Drop-in series: Envision a more powerful you


Inspired by the late Steve Jobs’ commencement speech at Stanford University where he shared how auditing a calligraphy class in college inspired him years later to add diverse fonts to Apple computers, we set out to visit classes around campus that make us think differently about what it means to be educated. This is one in a series of drop-ins.

Communications senior Alison Lopez, left, and hospitality management senior Haya Tawil, right, act out a scenario involving the nonviolent communication technique they learned in a personal empowerment class taught by Sandro Formica, center.

A weekend class that starts with meditation? No, it’s not a yoga session.

Students in Professor Sandro Formica’s personal empowerment course take five minutes, guided by Formica, to connect to their inner selves before delving into material that encourages self-exploration.

The class teaches life. The long-term goal: self-actualization.

The three-credit elective course (HFT 3074) is open to all students and takes place over two weekends at the Biscayne Bay Campus.

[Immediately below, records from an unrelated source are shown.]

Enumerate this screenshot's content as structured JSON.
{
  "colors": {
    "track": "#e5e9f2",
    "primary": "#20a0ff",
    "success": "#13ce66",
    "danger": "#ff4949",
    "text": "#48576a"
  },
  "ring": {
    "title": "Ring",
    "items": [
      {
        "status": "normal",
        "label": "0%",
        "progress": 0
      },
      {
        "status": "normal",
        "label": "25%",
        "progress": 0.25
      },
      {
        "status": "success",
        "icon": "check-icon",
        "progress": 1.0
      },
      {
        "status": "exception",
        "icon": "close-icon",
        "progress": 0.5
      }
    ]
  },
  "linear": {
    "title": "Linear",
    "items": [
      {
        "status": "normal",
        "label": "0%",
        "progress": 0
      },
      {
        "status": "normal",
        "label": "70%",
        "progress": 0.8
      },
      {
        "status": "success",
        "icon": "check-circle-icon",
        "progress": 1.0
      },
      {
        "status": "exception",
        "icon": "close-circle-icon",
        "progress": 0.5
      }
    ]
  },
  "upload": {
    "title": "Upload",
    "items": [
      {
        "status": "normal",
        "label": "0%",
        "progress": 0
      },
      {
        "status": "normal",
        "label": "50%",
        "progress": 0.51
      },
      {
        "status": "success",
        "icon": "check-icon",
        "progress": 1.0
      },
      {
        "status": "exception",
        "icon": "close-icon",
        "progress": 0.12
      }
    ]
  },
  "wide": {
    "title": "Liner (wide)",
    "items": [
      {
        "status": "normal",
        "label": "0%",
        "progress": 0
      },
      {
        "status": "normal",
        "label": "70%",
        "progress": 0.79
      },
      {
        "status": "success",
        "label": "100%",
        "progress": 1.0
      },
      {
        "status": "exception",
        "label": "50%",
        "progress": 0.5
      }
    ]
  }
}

“I have been on the path of self empowerment for about 25 years. It’s my passion and I have invested everything I have in it,” Formica said of why he teaches personal empowerment.

Throughout the hands-on class, students role-play scenarios that help them understand effective communication techniques.

One technique, nonviolent communication, teaches students how to evaluate an attack statement and turn the conversation around to fully understand the person’s underlying needs.

Nonviolent communication skills are useful in the workplace, particularly when discussing an employee’s behavior.

For example: An angry coworker says, “You are so lazy!” But someone skilled in nonviolent communication understands the coworker is masking an unfulfilled need with an attack statement.

The technique helps reveal that the coworker means to say, “I don’t like that you didn’t finish your task on time. In the future, I want you to focus more during work hours and ask for help if you don’t understand something.”

Using nonviolent communication helps managers, trainers and employees alike to express their needs, or provide constructive criticism, without provoking conflict in the workplace.

“A problem cannot be resolved with the same mindset that created it,” Formica said, drawing inspiration from a famous quote often attributed to Albert Einstein.

Students sit in a circle and take turns looking themselves in a mirror and saying, “I love you” – an exercise that encourages self-love.

Formica, a hospitality management professor, encourages students to try out techniques they learn the first weekend at work during the week so they can discuss the results in class. So senior Antonio Machin introduced meditation to meetings that he leads as a manager at Baptist Health South Florida. Since then, he’s noticed increased productivity among his team at work.

“This is really important because we all have so many thoughts going through our heads – deadlines to meet, pending issues, text messages, social media, etc. This has actually helped our team refocus on the task at hand. It’s like a quick reboot before starting a task.”

After that, students explore imagination – something Formica believes people lose sight of as they progress into adulthood. Imagination helps unlock a person’s creativity, and it helps someone envision where they want to end up in life.

Formica said many successful people, like Steve Jobs, attribute their accomplishments to being able to tap into their imaginations.

“They were not born successful. Their success depended on the fact that they were able to experience the end result of what they wanted before it happened.”

Why is all of this important? Though it may seem easier to just focus on the things that immediately affect you, Peter Bregman, CEO of the leadership development organization Bregman Partners, said this is just “a trick your busy self plays on you to keep you away from the scary stuff you’re not yet good at, and that isn’t yet productive.”

In an op-ed written for Harvard Business Review, Bregman wrote: “You need to spend time on the future, even when there are more important things to do in the present and even when there is no immediately apparent return to your efforts. In other words — and this is the hard part — if you want to be productive, you need to spend time doing things that feel ridiculously unproductive.”

Formica’s focus is to help students determine their destination in life – and once they understand their ultimate goals, planning how to achieve them is easy.

“At the end of this course, students come to me angry because they wish they’d taken the course earlier, as freshmen,” Formica said.

Machin, a hospitality management major, said the class is like none he’s ever taken.

“It takes you out of your comfort zone and gets you sharing with strangers that become friends at the end of the class.”

His advice to interested students: “Go in with an open mind, and do not be afraid to explore your feelings and emotions. You may never get another opportunity to learn about yourself like in this class. Once you get out into the workforce, you get sucked in the routine of life.”

Spots are still available in the Fall 2017 section of HFT 3074, which is scheduled for mid-October. Register now at my.fiu.edu.